I’ve worked in television before, so I knew what to expect.
But that day was different.
This time I wasn’t producer and director. For someone as OCD as me, this was a day of letting go. You can imagine how hard this was. This book was precious! It had taken 10 years to get to this point and this was my first book trailer as well!
We had to wait for another shoot to finish and the studio to be cleared before we could begin.
The make-up lady had props she thought would help so leapt in her car and raced away.
The crossbow broke twice.
We all got high on the fumes from the leaf-blower, until the cameraman remembered he had an electric one in his car!
And the model had a meeting he had to get to, and we were running out of time.
But we did it! A whole day shoot for one cover and a less than 2 min book trailer. And that wasn’t the end. Then there were computer graphics, music to choose, logo to design, log line to write, and find a voice over artist! Phew.
All this on top of recreating the book cover for the final time and getting feedback on that (the endless discussions as to whether the glow on the gun should be on the stock, the front, or the bolt cylinder!), having the book formatted (and discovering things that had slipped through what had probably been the fortieth edit, sourcing and setting up a new computer, writing my sixth book and monthly short stories, as well doing my day job!
If nothing else, I was stretched! And that’s what adventures are all about, aren’t they?
The Last Word
Look out for my step-by-step guide to creating a book trailer. If you have always wanted to learn how to write a book, how ideas move from mind to page and beyond, then sign up for a course with Writers Write It’s the perfect place to learn and take the journey to being an author.
by Elaine Dodge. Elaine is the author of The Harcourts of Canada series. Elaine trained as a graphic designer, then worked in design, advertising, and broadcast television. She now creates content, mostly in written form, for clients across the globe, but would much rather be drafting her books and short stories.
More Posts From Elaine
- Plot Or Character – Which Comes First In A Romance Novel?
- 4 Great Fiction Books That Have Fictional Authors As Their Main Characters
- The Five Best Heroes And Heroines Of Romance Novels
- 3 Great Fiction Books That Have Real Authors As Their Main Characters

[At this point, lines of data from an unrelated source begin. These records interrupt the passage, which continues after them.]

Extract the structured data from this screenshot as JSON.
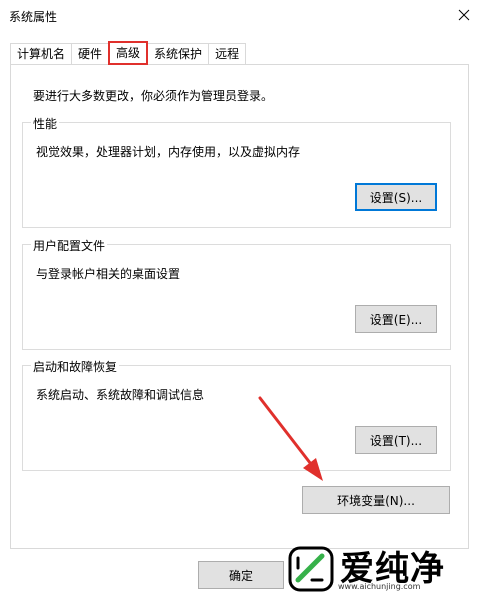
{
  "window": {
    "title": "系统属性"
  },
  "tabs": [
    {
      "label": "计算机名"
    },
    {
      "label": "硬件"
    },
    {
      "label": "高级"
    },
    {
      "label": "系统保护"
    },
    {
      "label": "远程"
    }
  ],
  "panel": {
    "intro": "要进行大多数更改，你必须作为管理员登录。",
    "performance": {
      "label": "性能",
      "description": "视觉效果，处理器计划，内存使用，以及虚拟内存",
      "button": "设置(S)..."
    },
    "user_profiles": {
      "label": "用户配置文件",
      "description": "与登录帐户相关的桌面设置",
      "button": "设置(E)..."
    },
    "startup_recovery": {
      "label": "启动和故障恢复",
      "description": "系统启动、系统故障和调试信息",
      "button": "设置(T)..."
    },
    "env_button": "环境变量(N)..."
  },
  "footer": {
    "ok_button": "确定"
  },
  "watermark": {
    "text": "爱纯净",
    "url": "www.aichunjing.com"
  },
  "colors": {
    "highlight_red": "#e0302c",
    "focus_blue": "#0078d7",
    "button_face": "#e1e1e1"
  }
}
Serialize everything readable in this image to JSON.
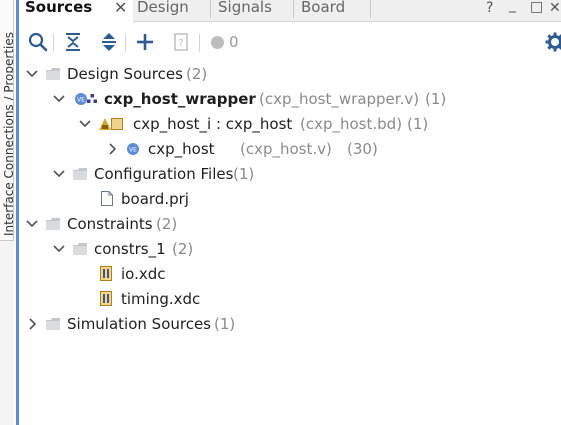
{
  "side_tab": {
    "label": "Interface Connections / Properties"
  },
  "tabs": [
    {
      "label": "Sources"
    },
    {
      "label": "Design"
    },
    {
      "label": "Signals"
    },
    {
      "label": "Board"
    }
  ],
  "window_controls": {
    "help": "?",
    "minimize": "_",
    "maximize": "□",
    "close": "✕"
  },
  "toolbar": {
    "status_count": "0"
  },
  "tree": {
    "design_sources": {
      "label": "Design Sources",
      "count": "(2)"
    },
    "wrapper": {
      "label": "cxp_host_wrapper",
      "file": "(cxp_host_wrapper.v)",
      "count": "(1)"
    },
    "host_i": {
      "label": "cxp_host_i : cxp_host",
      "file": "(cxp_host.bd)",
      "count": "(1)"
    },
    "host": {
      "label": "cxp_host",
      "file": "(cxp_host.v)",
      "count": "(30)"
    },
    "config_files": {
      "label": "Configuration Files",
      "count": "(1)"
    },
    "board": {
      "label": "board.prj"
    },
    "constraints": {
      "label": "Constraints",
      "count": "(2)"
    },
    "constrs_1": {
      "label": "constrs_1",
      "count": "(2)"
    },
    "io": {
      "label": "io.xdc"
    },
    "timing": {
      "label": "timing.xdc"
    },
    "sim_sources": {
      "label": "Simulation Sources",
      "count": "(1)"
    }
  },
  "colors": {
    "accent": "#5b8bd6",
    "folder": "#b9bdc3",
    "verilog_badge": "#5b8bd6",
    "constraint_icon": "#d8a635"
  }
}
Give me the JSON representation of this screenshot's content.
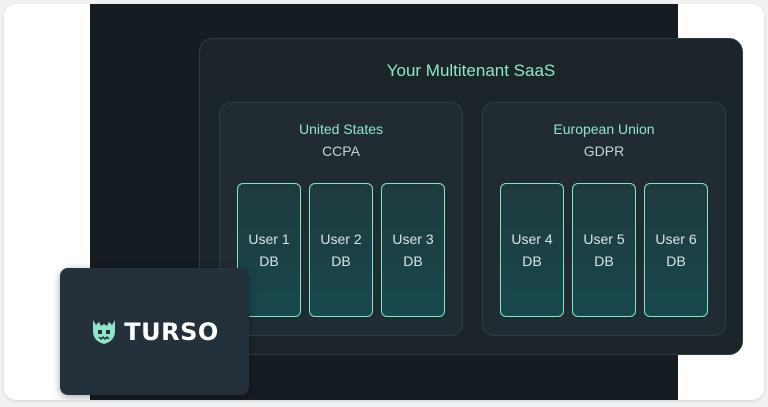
{
  "diagram": {
    "title": "Your Multitenant SaaS",
    "regions": [
      {
        "name": "United States",
        "law": "CCPA",
        "databases": [
          {
            "line1": "User 1",
            "line2": "DB"
          },
          {
            "line1": "User 2",
            "line2": "DB"
          },
          {
            "line1": "User 3",
            "line2": "DB"
          }
        ]
      },
      {
        "name": "European Union",
        "law": "GDPR",
        "databases": [
          {
            "line1": "User 4",
            "line2": "DB"
          },
          {
            "line1": "User 5",
            "line2": "DB"
          },
          {
            "line1": "User 6",
            "line2": "DB"
          }
        ]
      }
    ]
  },
  "brand": {
    "wordmark": "TURSO",
    "icon": "turso-creature-icon",
    "accent_color": "#8ee6c8"
  }
}
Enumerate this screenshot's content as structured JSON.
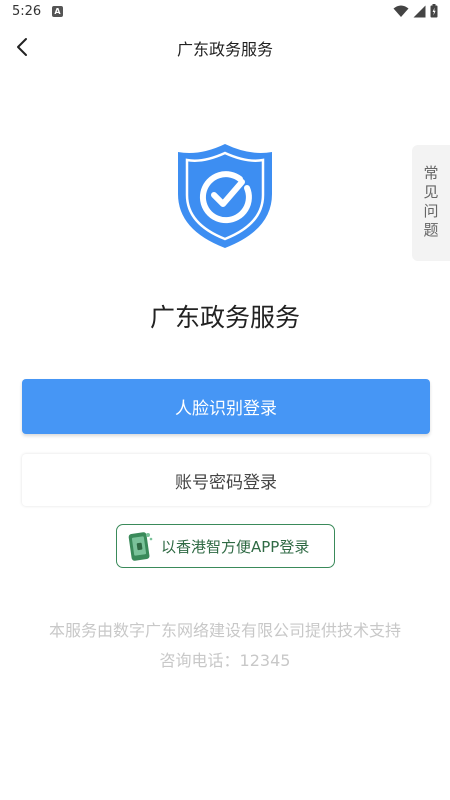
{
  "status_bar": {
    "time": "5:26",
    "notification_letter": "A"
  },
  "nav": {
    "title": "广东政务服务"
  },
  "faq_tab": {
    "label": "常见问题"
  },
  "main": {
    "app_name": "广东政务服务",
    "face_login_label": "人脸识别登录",
    "password_login_label": "账号密码登录",
    "hk_login_label": "以香港智方便APP登录"
  },
  "footer": {
    "support_text": "本服务由数字广东网络建设有限公司提供技术支持",
    "hotline_text": "咨询电话：12345"
  },
  "colors": {
    "primary_blue": "#4696f5",
    "hk_green": "#3a8a5a"
  }
}
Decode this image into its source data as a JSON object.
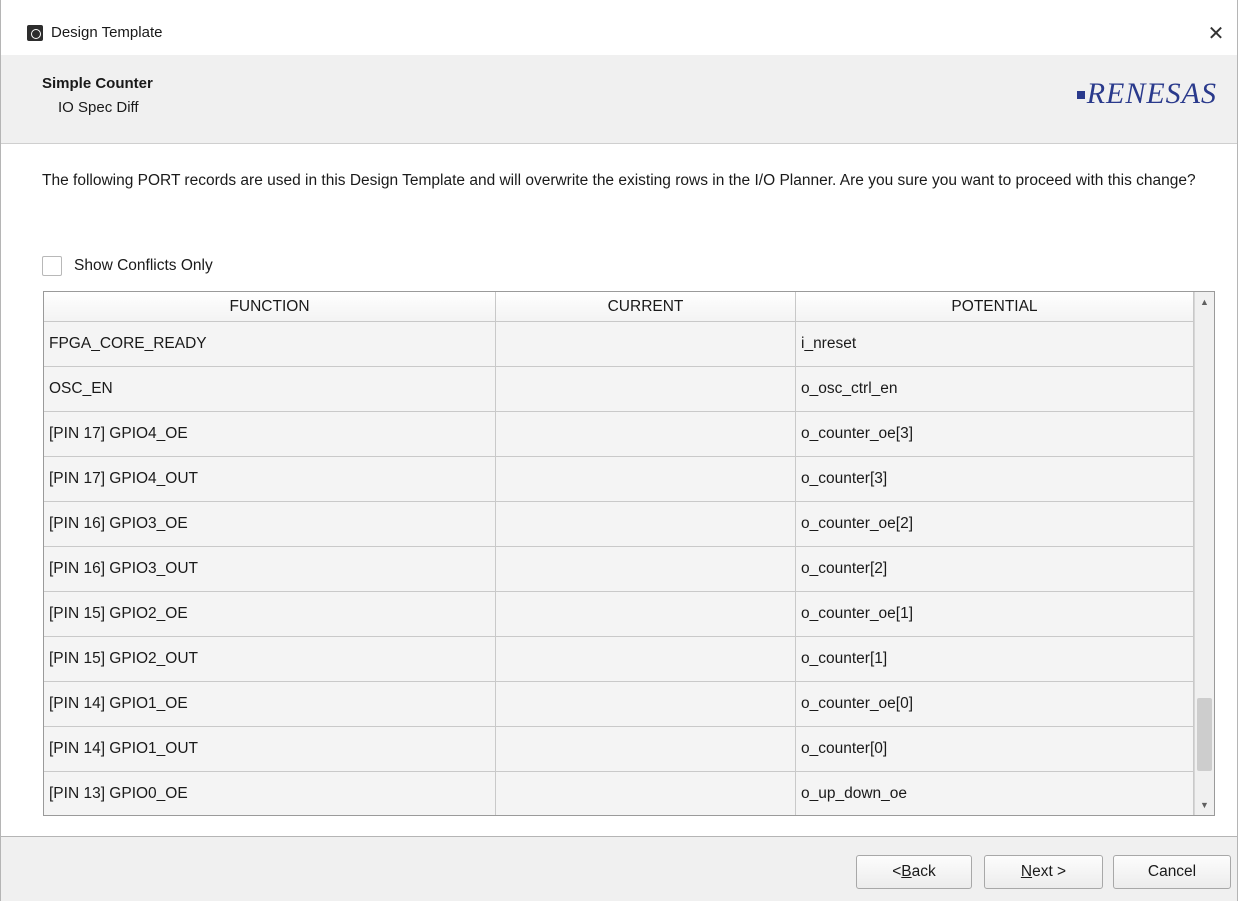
{
  "window": {
    "title": "Design Template",
    "close_glyph": "✕",
    "icon": "app-icon"
  },
  "header": {
    "title": "Simple Counter",
    "subtitle": "IO Spec Diff",
    "logo_text": "RENESAS",
    "logo_color": "#2a3a8c"
  },
  "message": "The following PORT records are used in this Design Template and will overwrite the existing rows in the I/O Planner. Are you sure you want to proceed with this change?",
  "filter": {
    "label": "Show Conflicts Only",
    "checked": false
  },
  "table": {
    "columns": [
      "FUNCTION",
      "CURRENT",
      "POTENTIAL"
    ],
    "rows": [
      {
        "function": "FPGA_CORE_READY",
        "current": "",
        "potential": "i_nreset"
      },
      {
        "function": "OSC_EN",
        "current": "",
        "potential": "o_osc_ctrl_en"
      },
      {
        "function": "[PIN 17] GPIO4_OE",
        "current": "",
        "potential": "o_counter_oe[3]"
      },
      {
        "function": "[PIN 17] GPIO4_OUT",
        "current": "",
        "potential": "o_counter[3]"
      },
      {
        "function": "[PIN 16] GPIO3_OE",
        "current": "",
        "potential": "o_counter_oe[2]"
      },
      {
        "function": "[PIN 16] GPIO3_OUT",
        "current": "",
        "potential": "o_counter[2]"
      },
      {
        "function": "[PIN 15] GPIO2_OE",
        "current": "",
        "potential": "o_counter_oe[1]"
      },
      {
        "function": "[PIN 15] GPIO2_OUT",
        "current": "",
        "potential": "o_counter[1]"
      },
      {
        "function": "[PIN 14] GPIO1_OE",
        "current": "",
        "potential": "o_counter_oe[0]"
      },
      {
        "function": "[PIN 14] GPIO1_OUT",
        "current": "",
        "potential": "o_counter[0]"
      },
      {
        "function": "[PIN 13] GPIO0_OE",
        "current": "",
        "potential": "o_up_down_oe"
      }
    ],
    "scroll": {
      "up_glyph": "▲",
      "down_glyph": "▼",
      "thumb_start_fraction": 0.8,
      "thumb_size_fraction": 0.15
    }
  },
  "buttons": {
    "back": {
      "prefix": "< ",
      "mnemonic": "B",
      "rest": "ack"
    },
    "next": {
      "prefix": "",
      "mnemonic": "N",
      "rest": "ext >"
    },
    "cancel": {
      "label": "Cancel"
    }
  }
}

- 3 Great Books Set In Book Clubs
- 4 Great Books Set In Libraries
- Great Books Set In Bookstores
- Book Traditions Around The World
- The Different Types of Series You Could Write
- The Last Days Of NaNoWriMo